The long-awaited completion of Super 7 happened in November 2009. The realignment of Grove Street and Prospect Hill Road (Rte. 67) was completed in the Fall of 2010. The Department of Public Works (DPW) awarded Stimulus ARRA Project 95-249 Grove Street (south of Anderson Ave) and Boardman Road (west of O+G Quarry). This was completed in the fall of 2010.

Schools[edit]

Elementary:

Intermediate:

Middle:

High:

Private:

Sports[edit]

GMS Rowing Center, May 28, 2012

New Milford is home to the GMS Rowing Center.[8] Founded in 2003, it manages a US Rowing Training Center Program. It has a highly successful Middle and High School (Junior) Program which competes at Youth National Championships, Junior National Team Trials, The "Royal Canadian Henley" and has sent rowers to the Junior World Rowing Championships.[9] In 2011 GMS also had rowers representing the USA at the Under 23 World Championships in Amsterdam, The Netherlands and at the World Rowing Championships at Bled, Slovenia.[10]

Population[edit]

Historical
population of
New Milford
[2]
1756 1,137
1774 2,776
1782 3,015
1790 3,167
1800 3,221
1810 3,537
1820 3,830
1830 3,979
1840 3,974
1850 4,058
1860 3,535
1870 3,586
1880 3,907
1890 3,917
1900 4,804
1910 5,010
1920 4,781
1930 4,700
1940 5,559
1950 5,799
1960 8,318
1970 14,601
1980 19,420
1990 23,629
2000 27,121
2010 28,142

National Register of Historic Sites[edit]

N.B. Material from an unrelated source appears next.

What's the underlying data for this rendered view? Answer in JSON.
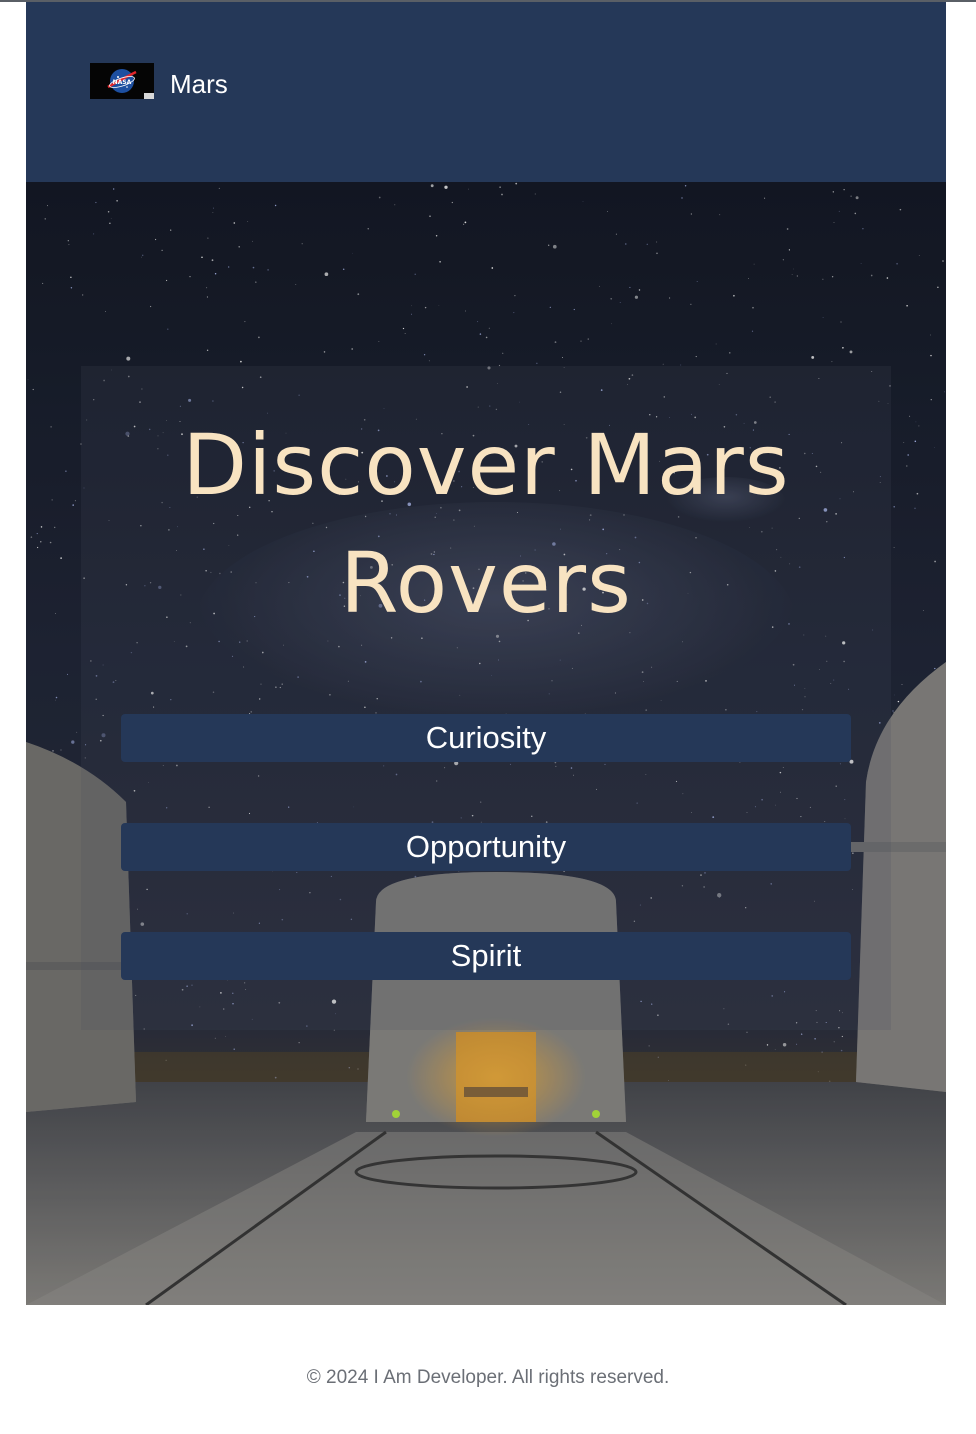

Notable people[edit]

Movies filmed in New Milford[edit]

The following movies with their actual or expected year of release have been filmed in New Milford:[13]

References[edit]

  1. ^ "Town of New Milford Connecticut". New Milford, Connecticut. Retrieved September 22, 2012. 
  2. ^ a b U.S. Census Bureau Population Estimates
  3. ^ Charles W. Brilvitch (2007). A History of Connecticut's Golden Hill Paugussett Tribe. The History Press. pp. 13–14. ISBN 978-1-59629-296-3. 
  4. ^ a b c d e "New Milford History", Learning Zone section, Historical Society of New Milford Website, accessed August 2, 2006
  5. ^ "History", New Milford Congregational Church, accessed 23 Dec 2010
  6. ^ a b "American FactFinder". United States Census Bureau. Retrieved 2008-01-31. 
  7. ^ "New Milford Town Web Site 12/27/2007: Rail Study". Retrieved 2008-03-04. 
  8. ^ http://www.newmilford-chamber.com/_Sports_and_Fitness.html
  9. ^ http://www.usrowing.org/Pressbox/AthleteBios/ElizabethYoungling.aspx
  10. ^ http://www.usrowing.org/Pressbox/AthleteBios/2011SeniorTeamBios.aspx
  11. ^ Carlson, Wendy, "Did I Mention The Graves Out Back?", news article, The New York Times, page 1 of the "Real Estate" section, April 18, 2010, retrieved same day
  12. ^ Catlin, Roger (2001-02-01). "Vertical Horizon Reaches For Stars: From Acoustic To Metal, Band Finally Hits It Big". Hartford Courant. Retrieved 2011-07-17. 
  13. ^ [1] "Internet Movie DataBase" Web site, "New Milford, Connecticut" Web page, accessed August 2, 2006

External links[edit]